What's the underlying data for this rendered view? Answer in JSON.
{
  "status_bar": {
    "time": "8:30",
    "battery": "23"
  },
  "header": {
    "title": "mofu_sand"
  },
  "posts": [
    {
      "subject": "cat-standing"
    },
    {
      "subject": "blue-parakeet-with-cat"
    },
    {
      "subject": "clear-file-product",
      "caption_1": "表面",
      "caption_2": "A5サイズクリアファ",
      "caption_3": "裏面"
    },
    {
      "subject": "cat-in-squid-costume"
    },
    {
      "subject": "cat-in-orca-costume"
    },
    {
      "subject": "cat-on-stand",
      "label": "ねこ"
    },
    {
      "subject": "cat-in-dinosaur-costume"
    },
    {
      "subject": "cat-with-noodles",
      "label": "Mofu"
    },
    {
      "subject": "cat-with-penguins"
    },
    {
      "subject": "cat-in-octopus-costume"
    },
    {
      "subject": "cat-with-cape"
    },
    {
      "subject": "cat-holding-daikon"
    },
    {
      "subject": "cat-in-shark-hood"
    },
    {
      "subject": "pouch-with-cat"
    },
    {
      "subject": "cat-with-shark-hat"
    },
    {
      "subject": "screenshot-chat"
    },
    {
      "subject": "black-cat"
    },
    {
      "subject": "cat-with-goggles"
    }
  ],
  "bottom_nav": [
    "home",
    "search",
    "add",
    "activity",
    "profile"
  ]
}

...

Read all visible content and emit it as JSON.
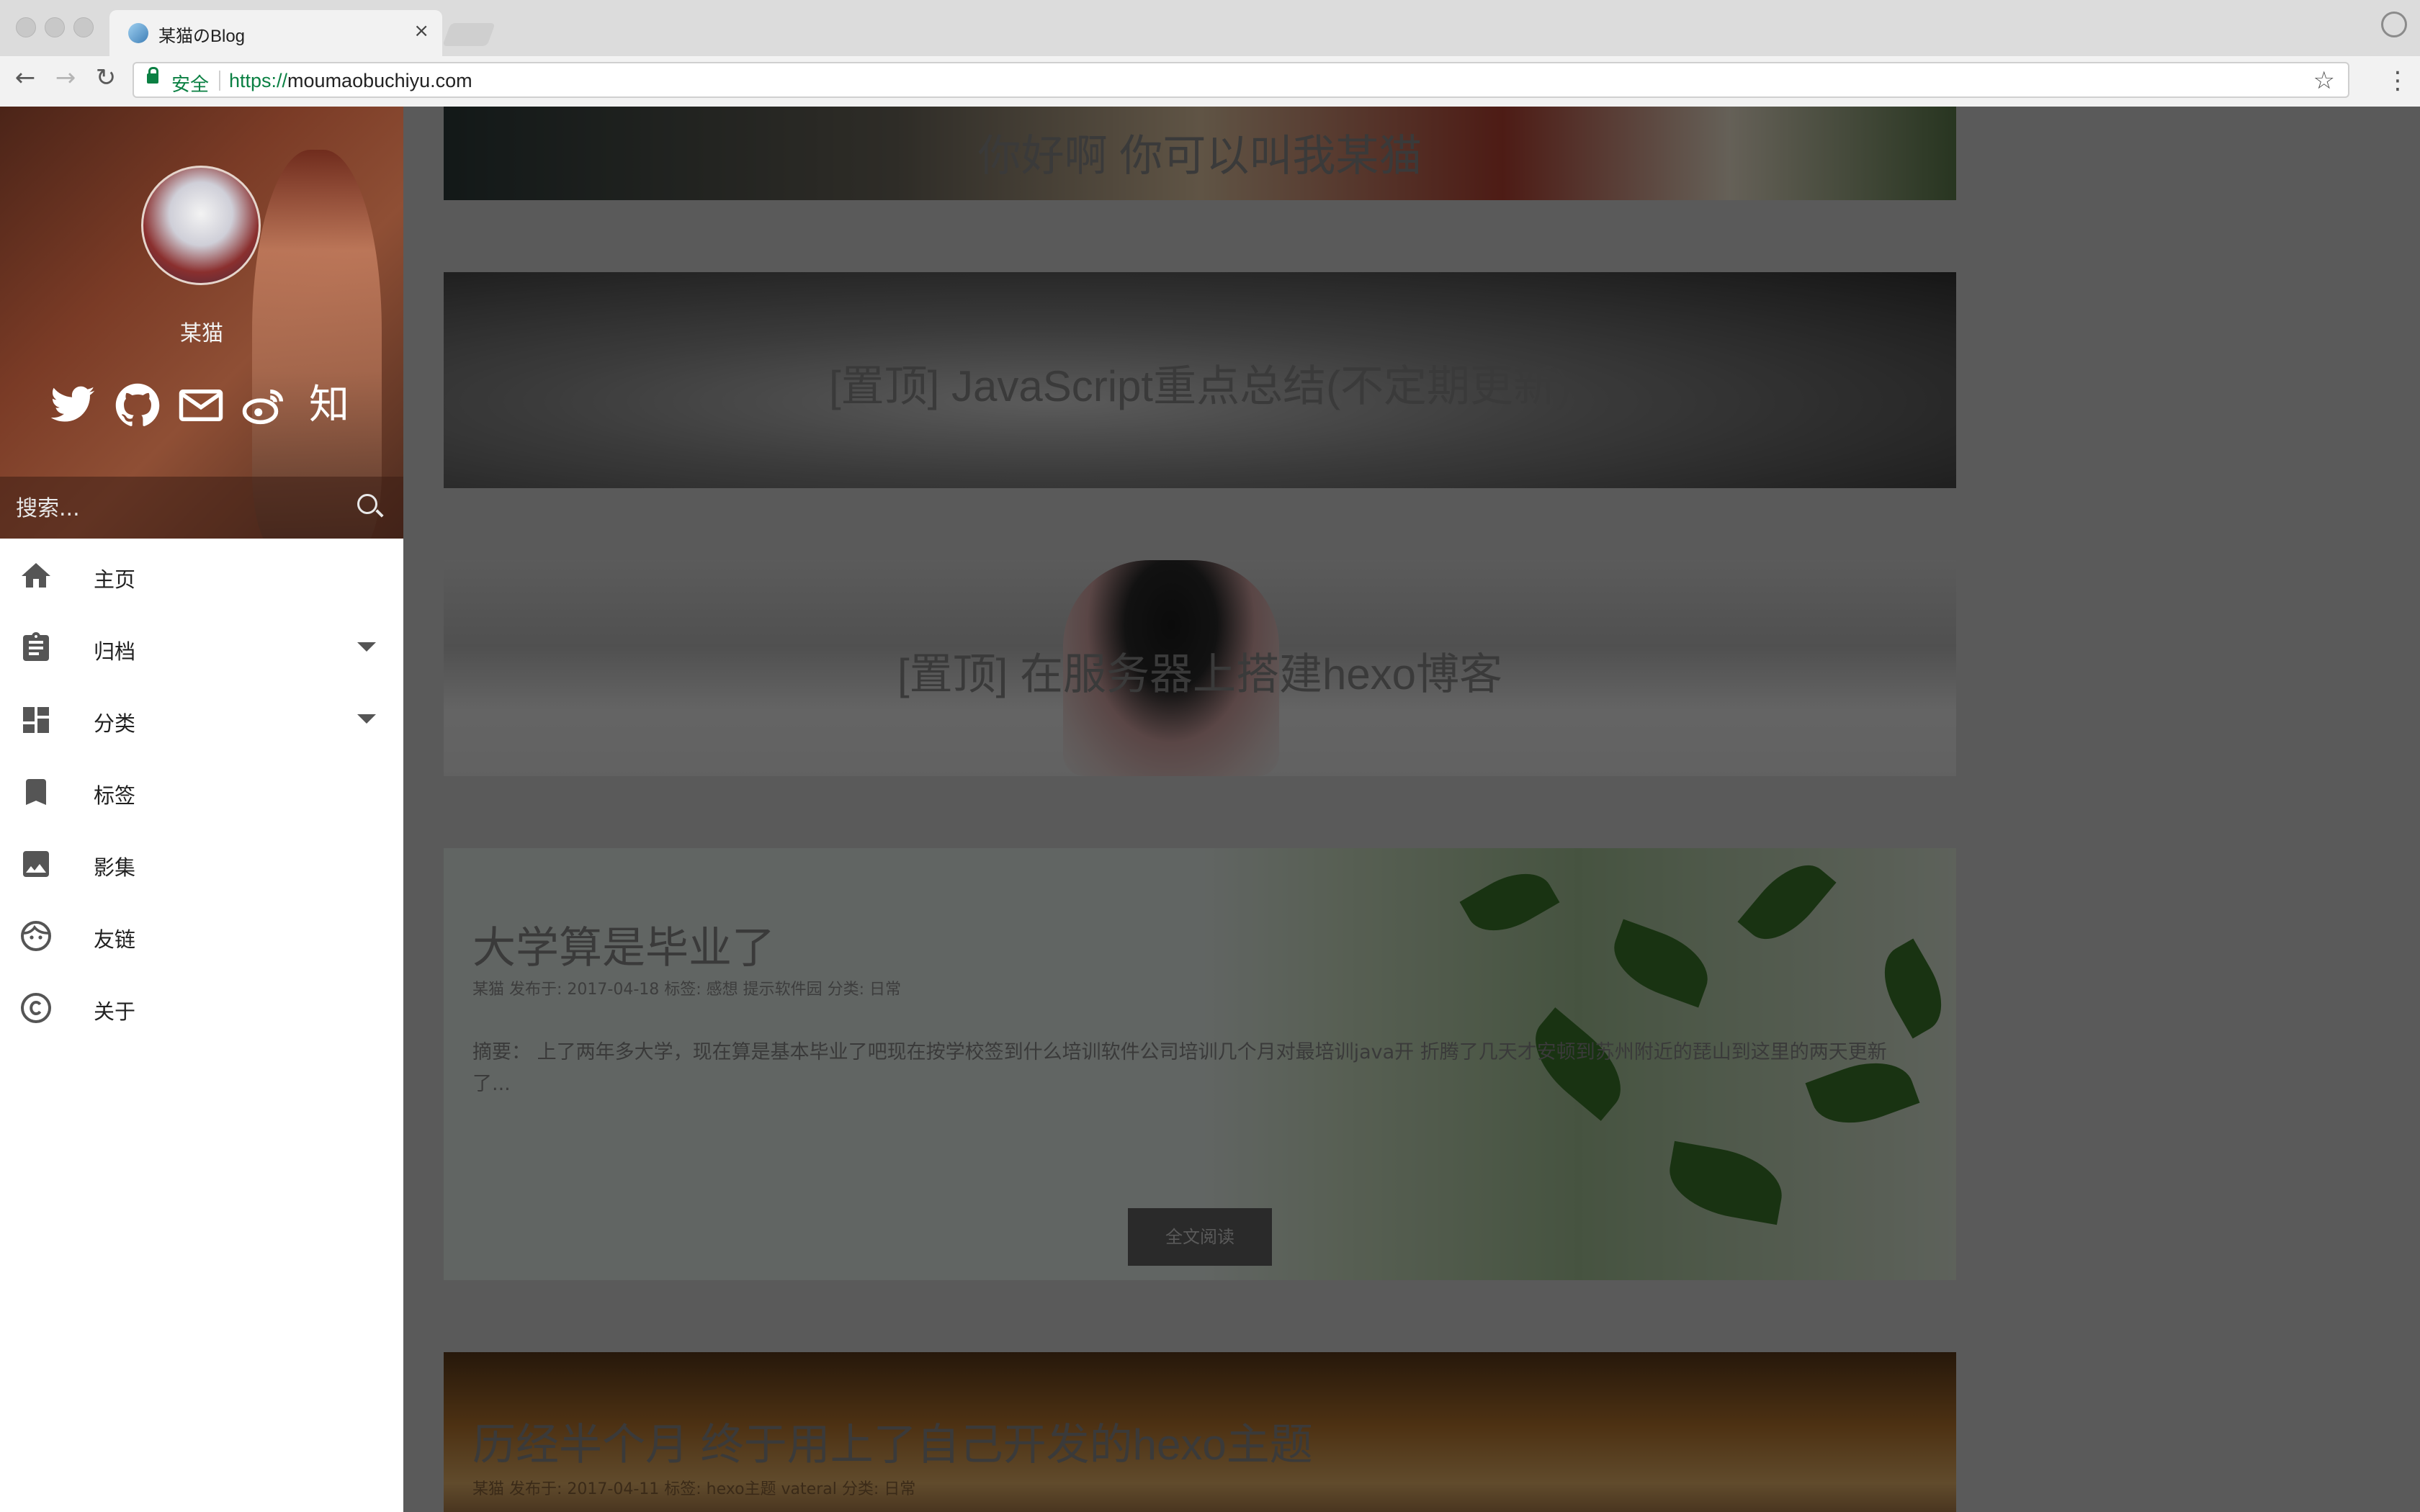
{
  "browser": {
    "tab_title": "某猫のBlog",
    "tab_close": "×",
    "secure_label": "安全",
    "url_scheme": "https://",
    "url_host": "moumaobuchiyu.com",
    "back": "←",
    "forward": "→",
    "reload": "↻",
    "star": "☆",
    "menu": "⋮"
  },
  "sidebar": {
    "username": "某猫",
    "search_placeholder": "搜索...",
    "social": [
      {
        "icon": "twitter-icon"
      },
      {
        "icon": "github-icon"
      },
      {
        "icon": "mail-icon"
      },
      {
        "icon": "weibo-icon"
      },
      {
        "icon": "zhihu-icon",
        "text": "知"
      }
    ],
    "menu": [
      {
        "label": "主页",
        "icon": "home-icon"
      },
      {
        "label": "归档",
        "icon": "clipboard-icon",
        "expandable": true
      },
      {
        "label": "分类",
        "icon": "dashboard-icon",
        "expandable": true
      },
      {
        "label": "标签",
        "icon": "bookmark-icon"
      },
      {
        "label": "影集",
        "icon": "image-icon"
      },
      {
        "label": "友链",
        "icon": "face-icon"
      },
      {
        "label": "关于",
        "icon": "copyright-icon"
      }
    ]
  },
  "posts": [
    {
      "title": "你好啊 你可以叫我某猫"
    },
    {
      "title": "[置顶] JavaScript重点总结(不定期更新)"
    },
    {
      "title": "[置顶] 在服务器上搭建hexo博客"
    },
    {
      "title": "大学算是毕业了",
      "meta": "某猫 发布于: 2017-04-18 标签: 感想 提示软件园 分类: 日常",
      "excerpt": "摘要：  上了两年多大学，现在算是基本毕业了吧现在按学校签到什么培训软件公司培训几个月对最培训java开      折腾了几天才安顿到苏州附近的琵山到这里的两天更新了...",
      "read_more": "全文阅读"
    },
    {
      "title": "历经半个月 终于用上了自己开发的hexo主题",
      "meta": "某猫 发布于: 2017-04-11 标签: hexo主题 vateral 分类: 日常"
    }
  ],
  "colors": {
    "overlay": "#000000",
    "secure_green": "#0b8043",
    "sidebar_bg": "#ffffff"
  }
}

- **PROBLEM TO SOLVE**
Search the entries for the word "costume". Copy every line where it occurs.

- **ANSWER**
      "subject": "cat-in-squid-costume"
      "subject": "cat-in-orca-costume"
      "subject": "cat-in-dinosaur-costume"
      "subject": "cat-in-octopus-costume"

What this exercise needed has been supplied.